> **Work item**
Each line of the listing that includes the string "icon" needs to be located and copied.

> **The data**
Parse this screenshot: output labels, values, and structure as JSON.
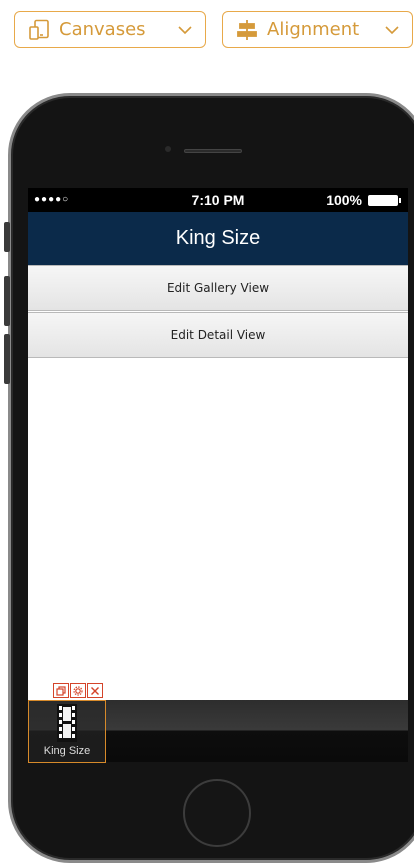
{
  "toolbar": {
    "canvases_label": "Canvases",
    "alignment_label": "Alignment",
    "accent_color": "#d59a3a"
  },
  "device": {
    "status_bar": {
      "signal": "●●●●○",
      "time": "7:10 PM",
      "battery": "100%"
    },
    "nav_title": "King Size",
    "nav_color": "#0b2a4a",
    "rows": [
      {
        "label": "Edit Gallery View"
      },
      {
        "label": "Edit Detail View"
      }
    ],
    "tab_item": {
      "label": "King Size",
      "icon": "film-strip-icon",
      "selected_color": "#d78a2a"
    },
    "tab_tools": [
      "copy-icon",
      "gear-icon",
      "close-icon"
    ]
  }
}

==

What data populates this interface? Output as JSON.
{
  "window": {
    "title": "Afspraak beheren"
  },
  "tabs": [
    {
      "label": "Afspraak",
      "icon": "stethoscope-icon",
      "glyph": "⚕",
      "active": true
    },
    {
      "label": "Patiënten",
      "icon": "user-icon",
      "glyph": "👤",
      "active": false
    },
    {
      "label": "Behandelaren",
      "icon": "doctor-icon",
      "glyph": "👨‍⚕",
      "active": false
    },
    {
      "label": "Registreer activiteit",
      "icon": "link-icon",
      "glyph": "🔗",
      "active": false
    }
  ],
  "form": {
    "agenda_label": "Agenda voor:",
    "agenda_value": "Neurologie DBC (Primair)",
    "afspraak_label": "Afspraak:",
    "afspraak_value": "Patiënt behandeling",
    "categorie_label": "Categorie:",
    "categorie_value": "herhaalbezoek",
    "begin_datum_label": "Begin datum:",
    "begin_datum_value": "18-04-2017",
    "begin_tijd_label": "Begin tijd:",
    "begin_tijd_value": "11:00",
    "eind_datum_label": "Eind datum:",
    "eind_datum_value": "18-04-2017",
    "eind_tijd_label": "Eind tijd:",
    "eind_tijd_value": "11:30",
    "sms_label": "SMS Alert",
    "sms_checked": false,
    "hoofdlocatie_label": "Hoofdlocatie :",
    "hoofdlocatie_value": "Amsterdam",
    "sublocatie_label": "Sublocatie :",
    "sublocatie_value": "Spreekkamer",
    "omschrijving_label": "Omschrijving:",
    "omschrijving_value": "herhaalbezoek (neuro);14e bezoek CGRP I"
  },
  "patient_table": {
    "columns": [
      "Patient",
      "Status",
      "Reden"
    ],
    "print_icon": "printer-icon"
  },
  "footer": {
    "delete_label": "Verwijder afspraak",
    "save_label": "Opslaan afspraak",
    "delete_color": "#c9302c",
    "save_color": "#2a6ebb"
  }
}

> **Response for this exercise**
      "icon": "film-strip-icon",
      "copy-icon",
      "gear-icon",
      "close-icon"
      "icon": "stethoscope-icon",
      "icon": "user-icon",
      "icon": "doctor-icon",
      "icon": "link-icon",
    "print_icon": "printer-icon"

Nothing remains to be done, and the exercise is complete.